Words by Louise Rogers
Word of the podcast is spreading: not in whispers, but what can only be described as sonic waves of the highest magnitude. The human voice is a powerful instrument; it gives us the unique ability to express thoughts and feelings through words, sounds, and melodies, and it empowers us to tell stories. The art of storytelling and listening has been a part of our culture since the beginning; so in a time of sensory overload, when brands broadcast their message to consumers through every possible method, the stripped back nature of podcasts seems to resonate with many, and only increases our insatiable appetite for the medium. How can pharma tune in and press play on the opportunity that podcasts present?
Several individuals were singing podcast’s praises at this year’s Cannes Lions. “It enables a real connection between brand and content and allows them [the brand] to put their stamp on a topic that they want to become the authoritative voice on”, says Russell Goldsmith, Founder, Audere Communications. This concept holds true for most forms of content marketing; however, Goldsmith highlights that the commitment to developing regular podcast content is creating loyalty and trust with an audience who have already chosen to subscribe and download that content. “The opportunity for healthcare brands here is huge: they have the platforms and the distribution to create regular content, and they can use it to inform and educate, while building trust”, he says. This offers a unique opportunity for pharma, who are constantly working towards becoming a more trusted industry.
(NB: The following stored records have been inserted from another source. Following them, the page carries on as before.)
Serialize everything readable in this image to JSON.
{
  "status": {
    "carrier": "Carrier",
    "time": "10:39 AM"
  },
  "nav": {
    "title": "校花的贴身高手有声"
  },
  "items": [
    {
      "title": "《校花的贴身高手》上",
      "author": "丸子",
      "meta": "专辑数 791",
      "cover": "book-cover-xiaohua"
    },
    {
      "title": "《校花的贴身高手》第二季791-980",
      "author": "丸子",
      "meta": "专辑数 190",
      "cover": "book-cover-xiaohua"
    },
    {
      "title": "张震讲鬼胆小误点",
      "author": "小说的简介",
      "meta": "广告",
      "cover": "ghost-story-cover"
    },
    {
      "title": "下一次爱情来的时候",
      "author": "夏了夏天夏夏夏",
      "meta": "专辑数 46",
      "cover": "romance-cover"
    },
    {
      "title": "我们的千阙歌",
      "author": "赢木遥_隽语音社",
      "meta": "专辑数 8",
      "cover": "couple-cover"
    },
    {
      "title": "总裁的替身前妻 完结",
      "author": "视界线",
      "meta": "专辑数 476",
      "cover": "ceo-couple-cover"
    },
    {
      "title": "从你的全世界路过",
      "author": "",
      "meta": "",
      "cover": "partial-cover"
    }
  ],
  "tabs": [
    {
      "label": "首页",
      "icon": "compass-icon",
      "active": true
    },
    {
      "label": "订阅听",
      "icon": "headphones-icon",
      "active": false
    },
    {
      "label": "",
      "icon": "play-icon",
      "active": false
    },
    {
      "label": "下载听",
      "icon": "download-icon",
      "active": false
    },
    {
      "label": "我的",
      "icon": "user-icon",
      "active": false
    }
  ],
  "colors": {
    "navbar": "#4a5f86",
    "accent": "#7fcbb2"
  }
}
The opportunity for healthcare brands here is huge
In a world where our senses are increasingly bombarded, we are seduced by the podcast’s one demand: to listen. Hearing represents one of humans’ five basic senses, at one point in our existence vital for our survival, and today in our ability to connect with others. Podcasts give brands the opportunity to have one-on-one time with their listeners; they allow deeper individual connections to be formed and communities to be built between individuals who relate to a certain topic, for example patients experiencing the same condition and/or going through a similar course of treatment. The BBC podcast series ‘You, me and the Big C: Putting the can in cancer’ launched in early 2018, and created a tour de force, featuring cancer bloggers telling their stories: the content was difficult to hear but had the aim of normalising conversations around the condition. The podcast’s no-boundaries nature, told in a blackly comedic way, gave it its tagline of ‘the coolest club you never want to be a part of’.
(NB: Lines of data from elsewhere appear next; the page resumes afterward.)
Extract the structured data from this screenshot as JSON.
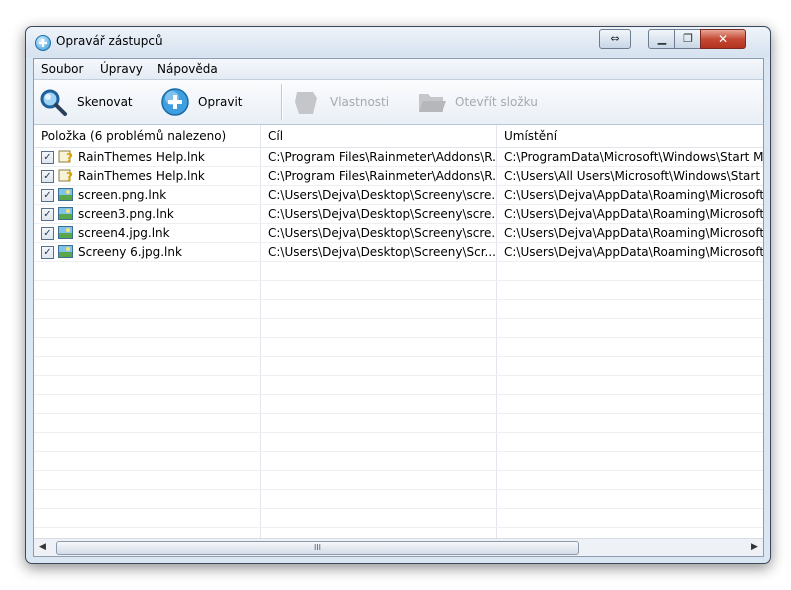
{
  "window": {
    "title": "Opravář zástupců"
  },
  "menu": [
    "Soubor",
    "Úpravy",
    "Nápověda"
  ],
  "toolbar": {
    "scan_label": "Skenovat",
    "fix_label": "Opravit",
    "properties_label": "Vlastnosti",
    "open_folder_label": "Otevřít složku"
  },
  "list": {
    "headers": [
      "Položka (6 problémů nalezeno)",
      "Cíl",
      "Umístění"
    ],
    "rows": [
      {
        "checked": true,
        "icon": "question-icon",
        "name": "RainThemes Help.lnk",
        "target": "C:\\Program Files\\Rainmeter\\Addons\\R...",
        "location": "C:\\ProgramData\\Microsoft\\Windows\\Start Menu"
      },
      {
        "checked": true,
        "icon": "question-icon",
        "name": "RainThemes Help.lnk",
        "target": "C:\\Program Files\\Rainmeter\\Addons\\R...",
        "location": "C:\\Users\\All Users\\Microsoft\\Windows\\Start Me"
      },
      {
        "checked": true,
        "icon": "image-icon",
        "name": "screen.png.lnk",
        "target": "C:\\Users\\Dejva\\Desktop\\Screeny\\scre...",
        "location": "C:\\Users\\Dejva\\AppData\\Roaming\\Microsoft\\W"
      },
      {
        "checked": true,
        "icon": "image-icon",
        "name": "screen3.png.lnk",
        "target": "C:\\Users\\Dejva\\Desktop\\Screeny\\scre...",
        "location": "C:\\Users\\Dejva\\AppData\\Roaming\\Microsoft\\W"
      },
      {
        "checked": true,
        "icon": "image-icon",
        "name": "screen4.jpg.lnk",
        "target": "C:\\Users\\Dejva\\Desktop\\Screeny\\scre...",
        "location": "C:\\Users\\Dejva\\AppData\\Roaming\\Microsoft\\W"
      },
      {
        "checked": true,
        "icon": "image-icon",
        "name": "Screeny 6.jpg.lnk",
        "target": "C:\\Users\\Dejva\\Desktop\\Screeny\\Scr...",
        "location": "C:\\Users\\Dejva\\AppData\\Roaming\\Microsoft\\W"
      }
    ]
  },
  "scrollbar": {
    "grip": "III"
  }
}
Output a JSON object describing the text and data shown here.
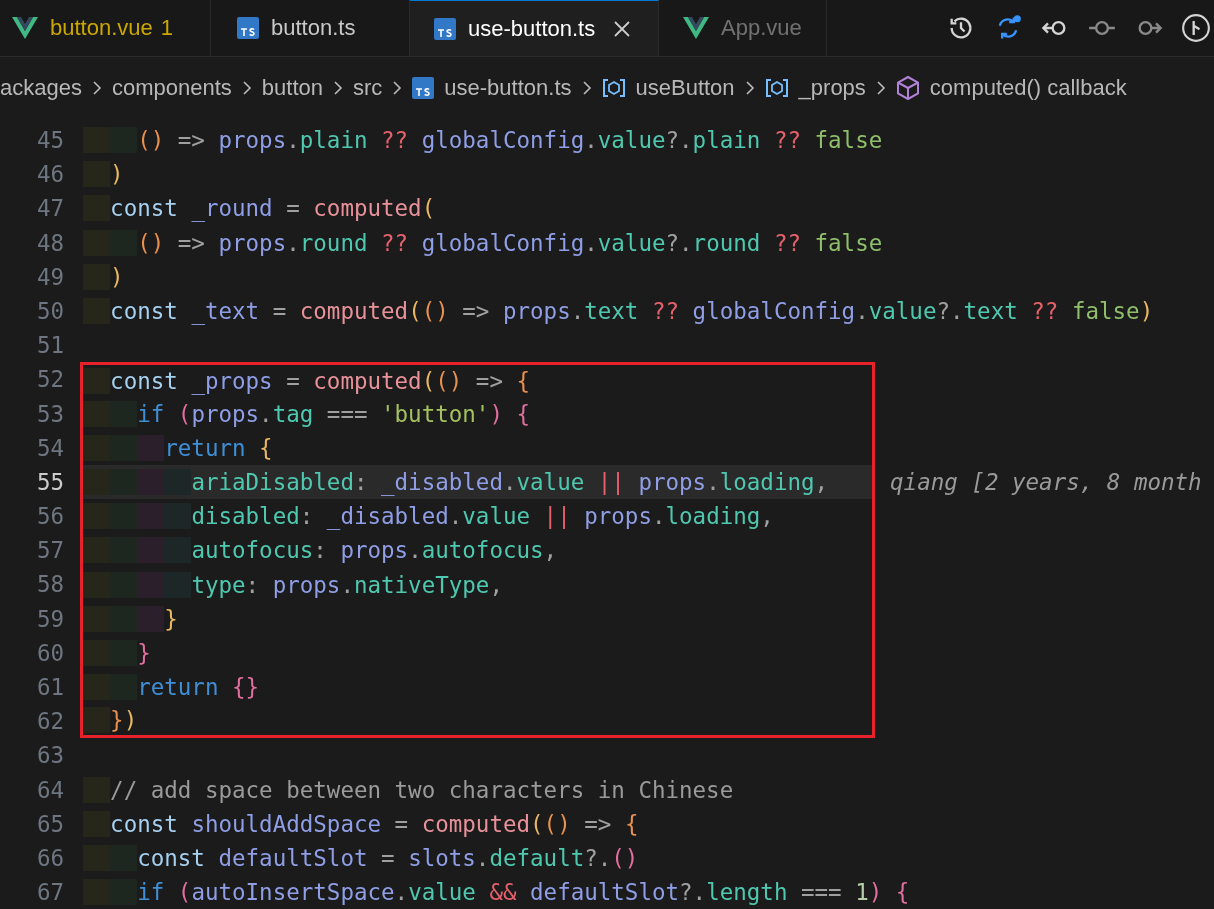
{
  "tabs": [
    {
      "label": "button.vue",
      "kind": "vue",
      "badge": "1",
      "selected": false,
      "dimmed": false
    },
    {
      "label": "button.ts",
      "kind": "ts",
      "selected": false,
      "dimmed": false
    },
    {
      "label": "use-button.ts",
      "kind": "ts",
      "selected": true,
      "dimmed": false
    },
    {
      "label": "App.vue",
      "kind": "vue",
      "selected": false,
      "dimmed": true
    }
  ],
  "breadcrumb": [
    {
      "kind": "folder",
      "label": "ackages"
    },
    {
      "kind": "folder",
      "label": "components"
    },
    {
      "kind": "folder",
      "label": "button"
    },
    {
      "kind": "folder",
      "label": "src"
    },
    {
      "kind": "file",
      "label": "use-button.ts"
    },
    {
      "kind": "symbol",
      "label": "useButton"
    },
    {
      "kind": "symbol",
      "label": "_props"
    },
    {
      "kind": "method",
      "label": "computed() callback"
    }
  ],
  "lines": [
    {
      "number": "45",
      "boxed": false,
      "current": false,
      "segments": [
        {
          "text": "    ()",
          "color": "#e8904c"
        },
        {
          "text": " => ",
          "color": "#a0a0a0"
        },
        {
          "text": "props",
          "color": "#8f9ee6"
        },
        {
          "text": ".",
          "color": "#a0a0a0"
        },
        {
          "text": "plain",
          "color": "#4ec9b0"
        },
        {
          "text": " ?? ",
          "color": "#e5606a"
        },
        {
          "text": "globalConfig",
          "color": "#8f9ee6"
        },
        {
          "text": ".",
          "color": "#a0a0a0"
        },
        {
          "text": "value",
          "color": "#4ec9b0"
        },
        {
          "text": "?.",
          "color": "#a0a0a0"
        },
        {
          "text": "plain",
          "color": "#4ec9b0"
        },
        {
          "text": " ?? ",
          "color": "#e5606a"
        },
        {
          "text": "false",
          "color": "#8fbf6a"
        }
      ]
    },
    {
      "number": "46",
      "boxed": false,
      "current": false,
      "segments": [
        {
          "text": "  )",
          "color": "#eab860"
        }
      ]
    },
    {
      "number": "47",
      "boxed": false,
      "current": false,
      "segments": [
        {
          "text": "  const ",
          "color": "#a6d0f0"
        },
        {
          "text": "_round",
          "color": "#8f9ee6"
        },
        {
          "text": " = ",
          "color": "#a0a0a0"
        },
        {
          "text": "computed",
          "color": "#e8919a"
        },
        {
          "text": "(",
          "color": "#eab860"
        }
      ]
    },
    {
      "number": "48",
      "boxed": false,
      "current": false,
      "segments": [
        {
          "text": "    ()",
          "color": "#e8904c"
        },
        {
          "text": " => ",
          "color": "#a0a0a0"
        },
        {
          "text": "props",
          "color": "#8f9ee6"
        },
        {
          "text": ".",
          "color": "#a0a0a0"
        },
        {
          "text": "round",
          "color": "#4ec9b0"
        },
        {
          "text": " ?? ",
          "color": "#e5606a"
        },
        {
          "text": "globalConfig",
          "color": "#8f9ee6"
        },
        {
          "text": ".",
          "color": "#a0a0a0"
        },
        {
          "text": "value",
          "color": "#4ec9b0"
        },
        {
          "text": "?.",
          "color": "#a0a0a0"
        },
        {
          "text": "round",
          "color": "#4ec9b0"
        },
        {
          "text": " ?? ",
          "color": "#e5606a"
        },
        {
          "text": "false",
          "color": "#8fbf6a"
        }
      ]
    },
    {
      "number": "49",
      "boxed": false,
      "current": false,
      "segments": [
        {
          "text": "  )",
          "color": "#eab860"
        }
      ]
    },
    {
      "number": "50",
      "boxed": false,
      "current": false,
      "segments": [
        {
          "text": "  const ",
          "color": "#a6d0f0"
        },
        {
          "text": "_text",
          "color": "#8f9ee6"
        },
        {
          "text": " = ",
          "color": "#a0a0a0"
        },
        {
          "text": "computed",
          "color": "#e8919a"
        },
        {
          "text": "(",
          "color": "#eab860"
        },
        {
          "text": "()",
          "color": "#e8904c"
        },
        {
          "text": " => ",
          "color": "#a0a0a0"
        },
        {
          "text": "props",
          "color": "#8f9ee6"
        },
        {
          "text": ".",
          "color": "#a0a0a0"
        },
        {
          "text": "text",
          "color": "#4ec9b0"
        },
        {
          "text": " ?? ",
          "color": "#e5606a"
        },
        {
          "text": "globalConfig",
          "color": "#8f9ee6"
        },
        {
          "text": ".",
          "color": "#a0a0a0"
        },
        {
          "text": "value",
          "color": "#4ec9b0"
        },
        {
          "text": "?.",
          "color": "#a0a0a0"
        },
        {
          "text": "text",
          "color": "#4ec9b0"
        },
        {
          "text": " ?? ",
          "color": "#e5606a"
        },
        {
          "text": "false",
          "color": "#8fbf6a"
        },
        {
          "text": ")",
          "color": "#eab860"
        }
      ]
    },
    {
      "number": "51",
      "boxed": false,
      "current": false
    },
    {
      "number": "52",
      "boxed": true,
      "current": false,
      "segments": [
        {
          "text": "  const ",
          "color": "#a6d0f0"
        },
        {
          "text": "_props",
          "color": "#8f9ee6"
        },
        {
          "text": " = ",
          "color": "#a0a0a0"
        },
        {
          "text": "computed",
          "color": "#e8919a"
        },
        {
          "text": "(",
          "color": "#eab860"
        },
        {
          "text": "()",
          "color": "#e8904c"
        },
        {
          "text": " => ",
          "color": "#a0a0a0"
        },
        {
          "text": "{",
          "color": "#e8904c"
        }
      ]
    },
    {
      "number": "53",
      "boxed": true,
      "current": false,
      "segments": [
        {
          "text": "    if ",
          "color": "#3f8fd6"
        },
        {
          "text": "(",
          "color": "#e06fa0"
        },
        {
          "text": "props",
          "color": "#8f9ee6"
        },
        {
          "text": ".",
          "color": "#a0a0a0"
        },
        {
          "text": "tag",
          "color": "#4ec9b0"
        },
        {
          "text": " === ",
          "color": "#a0a0a0"
        },
        {
          "text": "'button'",
          "color": "#a5c261"
        },
        {
          "text": ") {",
          "color": "#e06fa0"
        }
      ]
    },
    {
      "number": "54",
      "boxed": true,
      "current": false,
      "segments": [
        {
          "text": "      return ",
          "color": "#3f8fd6"
        },
        {
          "text": "{",
          "color": "#eab860"
        }
      ]
    },
    {
      "number": "55",
      "boxed": true,
      "current": true,
      "blame": "qiang [2 years, 8 month",
      "segments": [
        {
          "text": "        ariaDisabled",
          "color": "#4ec9b0"
        },
        {
          "text": ": ",
          "color": "#a0a0a0"
        },
        {
          "text": "_disabled",
          "color": "#8f9ee6"
        },
        {
          "text": ".",
          "color": "#a0a0a0"
        },
        {
          "text": "value",
          "color": "#4ec9b0"
        },
        {
          "text": " || ",
          "color": "#e5606a"
        },
        {
          "text": "props",
          "color": "#8f9ee6"
        },
        {
          "text": ".",
          "color": "#a0a0a0"
        },
        {
          "text": "loading",
          "color": "#4ec9b0"
        },
        {
          "text": ",",
          "color": "#a0a0a0"
        }
      ]
    },
    {
      "number": "56",
      "boxed": true,
      "current": false,
      "segments": [
        {
          "text": "        disabled",
          "color": "#4ec9b0"
        },
        {
          "text": ": ",
          "color": "#a0a0a0"
        },
        {
          "text": "_disabled",
          "color": "#8f9ee6"
        },
        {
          "text": ".",
          "color": "#a0a0a0"
        },
        {
          "text": "value",
          "color": "#4ec9b0"
        },
        {
          "text": " || ",
          "color": "#e5606a"
        },
        {
          "text": "props",
          "color": "#8f9ee6"
        },
        {
          "text": ".",
          "color": "#a0a0a0"
        },
        {
          "text": "loading",
          "color": "#4ec9b0"
        },
        {
          "text": ",",
          "color": "#a0a0a0"
        }
      ]
    },
    {
      "number": "57",
      "boxed": true,
      "current": false,
      "segments": [
        {
          "text": "        autofocus",
          "color": "#4ec9b0"
        },
        {
          "text": ": ",
          "color": "#a0a0a0"
        },
        {
          "text": "props",
          "color": "#8f9ee6"
        },
        {
          "text": ".",
          "color": "#a0a0a0"
        },
        {
          "text": "autofocus",
          "color": "#4ec9b0"
        },
        {
          "text": ",",
          "color": "#a0a0a0"
        }
      ]
    },
    {
      "number": "58",
      "boxed": true,
      "current": false,
      "segments": [
        {
          "text": "        type",
          "color": "#4ec9b0"
        },
        {
          "text": ": ",
          "color": "#a0a0a0"
        },
        {
          "text": "props",
          "color": "#8f9ee6"
        },
        {
          "text": ".",
          "color": "#a0a0a0"
        },
        {
          "text": "nativeType",
          "color": "#4ec9b0"
        },
        {
          "text": ",",
          "color": "#a0a0a0"
        }
      ]
    },
    {
      "number": "59",
      "boxed": true,
      "current": false,
      "segments": [
        {
          "text": "      }",
          "color": "#eab860"
        }
      ]
    },
    {
      "number": "60",
      "boxed": true,
      "current": false,
      "segments": [
        {
          "text": "    }",
          "color": "#e06fa0"
        }
      ]
    },
    {
      "number": "61",
      "boxed": true,
      "current": false,
      "segments": [
        {
          "text": "    return ",
          "color": "#3f8fd6"
        },
        {
          "text": "{}",
          "color": "#e06fa0"
        }
      ]
    },
    {
      "number": "62",
      "boxed": true,
      "current": false,
      "segments": [
        {
          "text": "  }",
          "color": "#e8904c"
        },
        {
          "text": ")",
          "color": "#eab860"
        }
      ]
    },
    {
      "number": "63",
      "boxed": false,
      "current": false
    },
    {
      "number": "64",
      "boxed": false,
      "current": false,
      "segments": [
        {
          "text": "  // add space between two characters in Chinese",
          "color": "#9a9a9a"
        }
      ]
    },
    {
      "number": "65",
      "boxed": false,
      "current": false,
      "segments": [
        {
          "text": "  const ",
          "color": "#a6d0f0"
        },
        {
          "text": "shouldAddSpace",
          "color": "#8f9ee6"
        },
        {
          "text": " = ",
          "color": "#a0a0a0"
        },
        {
          "text": "computed",
          "color": "#e8919a"
        },
        {
          "text": "(",
          "color": "#eab860"
        },
        {
          "text": "()",
          "color": "#e8904c"
        },
        {
          "text": " => ",
          "color": "#a0a0a0"
        },
        {
          "text": "{",
          "color": "#e8904c"
        }
      ]
    },
    {
      "number": "66",
      "boxed": false,
      "current": false,
      "segments": [
        {
          "text": "    const ",
          "color": "#a6d0f0"
        },
        {
          "text": "defaultSlot",
          "color": "#8f9ee6"
        },
        {
          "text": " = ",
          "color": "#a0a0a0"
        },
        {
          "text": "slots",
          "color": "#8f9ee6"
        },
        {
          "text": ".",
          "color": "#a0a0a0"
        },
        {
          "text": "default",
          "color": "#4ec9b0"
        },
        {
          "text": "?.",
          "color": "#a0a0a0"
        },
        {
          "text": "()",
          "color": "#e06fa0"
        }
      ]
    },
    {
      "number": "67",
      "boxed": false,
      "current": false,
      "segments": [
        {
          "text": "    if ",
          "color": "#3f8fd6"
        },
        {
          "text": "(",
          "color": "#e06fa0"
        },
        {
          "text": "autoInsertSpace",
          "color": "#8f9ee6"
        },
        {
          "text": ".",
          "color": "#a0a0a0"
        },
        {
          "text": "value",
          "color": "#4ec9b0"
        },
        {
          "text": " && ",
          "color": "#e5606a"
        },
        {
          "text": "defaultSlot",
          "color": "#8f9ee6"
        },
        {
          "text": "?.",
          "color": "#a0a0a0"
        },
        {
          "text": "length",
          "color": "#4ec9b0"
        },
        {
          "text": " === ",
          "color": "#a0a0a0"
        },
        {
          "text": "1",
          "color": "#b5cea8"
        },
        {
          "text": ") {",
          "color": "#e06fa0"
        }
      ]
    }
  ]
}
“Healthcare is rich with personal stories: hope in the face of despair, courage in the face of uncertainty”, says Zuleika Burnett, Executive Director, Creative and Innovation, Havas Life Medicom. “In the case of a lot of chronic disease, the answer doesn’t lie with taking a load of pills, but rather requires us to change our behaviour. This is where storytelling can help because changing behaviour can be difficult if you do not have a means to do so. It can help bridge the gap between understanding and motivation.” Patient-aimed content is an area pharma could certainly capitalise on, helping draw on emotive narratives, which are likely to engage, include, and stimulate patients.
There are more people in the US listening to digital audio than there are people watching video or on social media
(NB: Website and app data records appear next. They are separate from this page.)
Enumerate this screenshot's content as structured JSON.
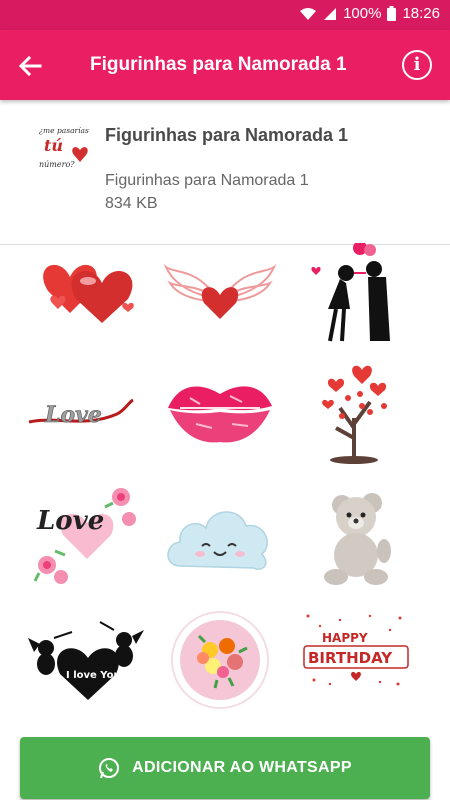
{
  "status_bar": {
    "battery": "100%",
    "time": "18:26",
    "icons": [
      "wifi-icon",
      "signal-icon",
      "battery-icon"
    ]
  },
  "app_bar": {
    "title": "Figurinhas para Namorada 1",
    "back_icon": "arrow-back-icon",
    "info_icon": "info-icon"
  },
  "pack": {
    "name": "Figurinhas para Namorada 1",
    "publisher": "Figurinhas para Namorada 1",
    "size": "834 KB",
    "tray_icon_text": [
      "¿me pasarías",
      "tú",
      "número?"
    ]
  },
  "stickers": [
    {
      "name": "sticker-red-hearts"
    },
    {
      "name": "sticker-winged-heart"
    },
    {
      "name": "sticker-couple-kiss"
    },
    {
      "name": "sticker-love-text",
      "text": "Love"
    },
    {
      "name": "sticker-pink-lips"
    },
    {
      "name": "sticker-heart-tree"
    },
    {
      "name": "sticker-love-roses",
      "text": "Love"
    },
    {
      "name": "sticker-smiling-cloud"
    },
    {
      "name": "sticker-teddy-bear"
    },
    {
      "name": "sticker-cupids-i-love-you",
      "text": "I love You"
    },
    {
      "name": "sticker-flower-bouquet"
    },
    {
      "name": "sticker-happy-birthday",
      "text": [
        "HAPPY",
        "BIRTHDAY"
      ]
    }
  ],
  "add_button": {
    "label": "ADICIONAR AO WHATSAPP",
    "icon": "whatsapp-icon"
  },
  "colors": {
    "status_bar": "#d81b60",
    "app_bar": "#e91e63",
    "add_button": "#4caf50"
  }
}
The medium has taken flight in certain areas of the industry, with the main objective of getting more content out to more individuals. Gilead understands that the key to medical education throughout the product lifecycle was scientific engagement and exchange in a way that went further than the traditional one medical professional visiting one doctor. “We have had great success with educational podcasts, interview style, where two doctors discuss specific topics of interest”, says Mike Elliott, VP Medical Affairs, Europe, Middle East & Australasia, Gilead. So far, Gilead have around 15 10-minute long podcasts to experiment better ways of engaging HCPs. “It’s a great package of what we call ‘nano learning’: a snapshot of one topic rather than having to access a journal online or go to a meeting.”
In 2018, in the UK, nearly 6 million adults tuned in every week to listen to podcasts; in the US this number was 26 million. Representing one of the largest podcast hosting platforms was Spotify’s Chief Content Officer, Dawn Ostroff: “I recently saw a statistic that there are more people in the US listening to digital audio than there are people watching video or on social media.” She expresses her love for audio, telling the audience how, in 2018, she left her successful lifelong career in television and film because she believed that audio “is the next big thing, if it isn’t already. The reason I believe in audio is because of its ability to reach so many people in a unique way. It allows people to become informed and entertained. It’s allowing people to have different experiences they may not otherwise have had, and it’s opening up a world to people. It gives brands the opportunity to tell their story in a way that is unique. We [Spotify] have worked very hard with a lot of brands in music to find out what their story is and now we are doing the same with podcast.”
Podcasts are smashing the limitations that are associated with staring at screens. The voice in its raw form is slicing through the noise of other mediums to deliver an uncomplicated message. The message being sent is clearly audible: pharma must integrate podcasts into their strategy and establish a strong position on this platform of new-found ‘earfluence’.